The overarching design aesthetic
you want your home to have will affect everything from your floor plan to your furnishings. As you embark on your design journey, gather a portfolio of photos, both exterior and interior, that appeal to you and spread them out. Group similar styles
together — you’ll likely see a pattern emerge. Maybe you’ll find you’re partial to a long, low ranch
or you appreciate the contemporary side of log home construction with a mountain-modern vibe. There’s no wrong answer. Log home style can be anything you want it to be. Use these benchmark examples to help you hone your log home’s look.
Photo: Brian Gomsak
1. Cozy Craftsman
One of the more recognizable housing styles, the Craftsman movement is distinctly American. Emerging as a rebellion against the perceived mediocrity of mass production during the Industrial Revolution, it favors handcraftsmanship and unique design elements inside and out, and log construction is a perfect vehicle for this style.

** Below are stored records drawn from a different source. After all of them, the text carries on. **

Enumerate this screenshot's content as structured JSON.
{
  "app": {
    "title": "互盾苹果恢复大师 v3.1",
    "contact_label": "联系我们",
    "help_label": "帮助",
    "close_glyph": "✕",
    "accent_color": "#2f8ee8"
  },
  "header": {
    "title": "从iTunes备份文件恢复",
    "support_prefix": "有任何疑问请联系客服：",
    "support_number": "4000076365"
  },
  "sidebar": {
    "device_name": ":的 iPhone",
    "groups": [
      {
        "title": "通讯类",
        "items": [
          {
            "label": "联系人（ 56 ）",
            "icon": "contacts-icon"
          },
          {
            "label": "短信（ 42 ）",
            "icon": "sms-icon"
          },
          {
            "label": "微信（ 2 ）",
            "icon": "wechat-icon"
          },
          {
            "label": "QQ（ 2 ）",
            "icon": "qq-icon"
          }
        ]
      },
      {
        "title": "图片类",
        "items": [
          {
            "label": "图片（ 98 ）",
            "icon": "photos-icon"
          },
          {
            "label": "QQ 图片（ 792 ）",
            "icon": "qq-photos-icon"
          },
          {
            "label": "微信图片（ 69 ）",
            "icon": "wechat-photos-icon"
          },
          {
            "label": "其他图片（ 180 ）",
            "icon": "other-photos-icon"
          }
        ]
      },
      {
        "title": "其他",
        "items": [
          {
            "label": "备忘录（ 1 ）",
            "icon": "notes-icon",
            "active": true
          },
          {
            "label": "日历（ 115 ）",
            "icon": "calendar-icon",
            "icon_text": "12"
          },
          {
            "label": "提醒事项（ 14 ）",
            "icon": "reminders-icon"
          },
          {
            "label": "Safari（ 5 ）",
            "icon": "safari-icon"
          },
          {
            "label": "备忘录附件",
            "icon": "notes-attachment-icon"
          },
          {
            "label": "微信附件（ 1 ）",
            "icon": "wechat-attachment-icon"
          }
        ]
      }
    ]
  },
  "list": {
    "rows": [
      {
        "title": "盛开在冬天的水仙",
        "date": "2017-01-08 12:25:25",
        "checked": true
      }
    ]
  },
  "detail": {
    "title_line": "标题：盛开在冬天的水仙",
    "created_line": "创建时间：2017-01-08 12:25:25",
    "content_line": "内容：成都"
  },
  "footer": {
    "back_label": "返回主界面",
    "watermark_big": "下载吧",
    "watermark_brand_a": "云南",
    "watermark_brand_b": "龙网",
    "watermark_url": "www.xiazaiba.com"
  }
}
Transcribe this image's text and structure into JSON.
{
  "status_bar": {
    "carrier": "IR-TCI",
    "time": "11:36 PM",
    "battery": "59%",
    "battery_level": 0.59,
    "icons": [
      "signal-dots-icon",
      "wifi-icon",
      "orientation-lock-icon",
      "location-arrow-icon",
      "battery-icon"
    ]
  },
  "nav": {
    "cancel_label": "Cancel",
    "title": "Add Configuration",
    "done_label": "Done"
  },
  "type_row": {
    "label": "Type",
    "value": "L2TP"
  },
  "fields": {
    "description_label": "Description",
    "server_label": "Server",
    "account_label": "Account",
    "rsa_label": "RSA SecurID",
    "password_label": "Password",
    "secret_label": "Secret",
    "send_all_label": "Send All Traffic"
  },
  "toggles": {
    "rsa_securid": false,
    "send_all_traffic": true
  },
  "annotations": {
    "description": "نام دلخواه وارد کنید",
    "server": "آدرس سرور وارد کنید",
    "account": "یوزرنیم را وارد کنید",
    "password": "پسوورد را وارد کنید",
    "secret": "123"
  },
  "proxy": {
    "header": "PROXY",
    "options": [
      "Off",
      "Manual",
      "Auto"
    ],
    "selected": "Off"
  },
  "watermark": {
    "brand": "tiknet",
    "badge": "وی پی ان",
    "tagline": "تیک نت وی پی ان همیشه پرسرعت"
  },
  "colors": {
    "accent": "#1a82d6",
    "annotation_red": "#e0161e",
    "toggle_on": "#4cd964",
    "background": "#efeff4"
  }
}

Long, low rooflines top one to one-and-a-half stories containing intricate floor plans. Mixed materials such as stone-clad pillars that are square and flair at the bottom, standing-seam metal roofs and heavy timber trusses complement the log walls.
Photo: Rich Frutchey
2. Down on the Farm
The log farmhouse look can take several forms. A two-story facade with large gables and a wrap-around front porch is the classic homestead. It’s versatile, timeless and a favorite among log home devotees.
There is also a “connected” style that gives the appearance the house was added onto over time. By using a variety of building materials like cedar shake, stone and even brick in distinctive segments, it feels as though generations have expanded it to accommodate the growing and changing needs of the family.
Photo: James Ray Spahn
3. At Home with Adirondack
Ranging from simple boathouse designs to the Great Camps, this style isn’t limited to the region from which it draws its name. If you like the rugged, highly textured log look, this is the style for you no matter where you live. Native materials, like stone and twig railings, are integral components of this classic log home architecture. Floor plans are somewhat compartmentalized (even detached outbuildings are common) with a grand gathering space at its core. Square-paned casement windows and a combination of steep-pitch and low shed rooflines round out the look.
Photo: Hoffman Photography
4. Modern Times
Rising from the growing interest in hybrid log-and-timber home construction, the “mountain modern” design option infuses classic, natural log elements with metal, glass and other more industrial architectural materials. Low, angular profiles and flat roofs are common traits, as are very open floor plans. These homes tend to be sleek and sophisticated rather than rustic and natural, yet they blend high style with their organic surroundings.
Photo: James Ray Spahn
5. Quintessential Cabin
Of all the styles, this is the one that most frequently comes to mind when you say the words “log home.” It’s classic, it’s timeless and it’s rustic to its core.
Square logs will give it a homesteaders’ appeal; round logs will lend a Scandinavian feel. Either way, keep it small and cute as a button, and you’ll achieve the ultimate cabin in the woods.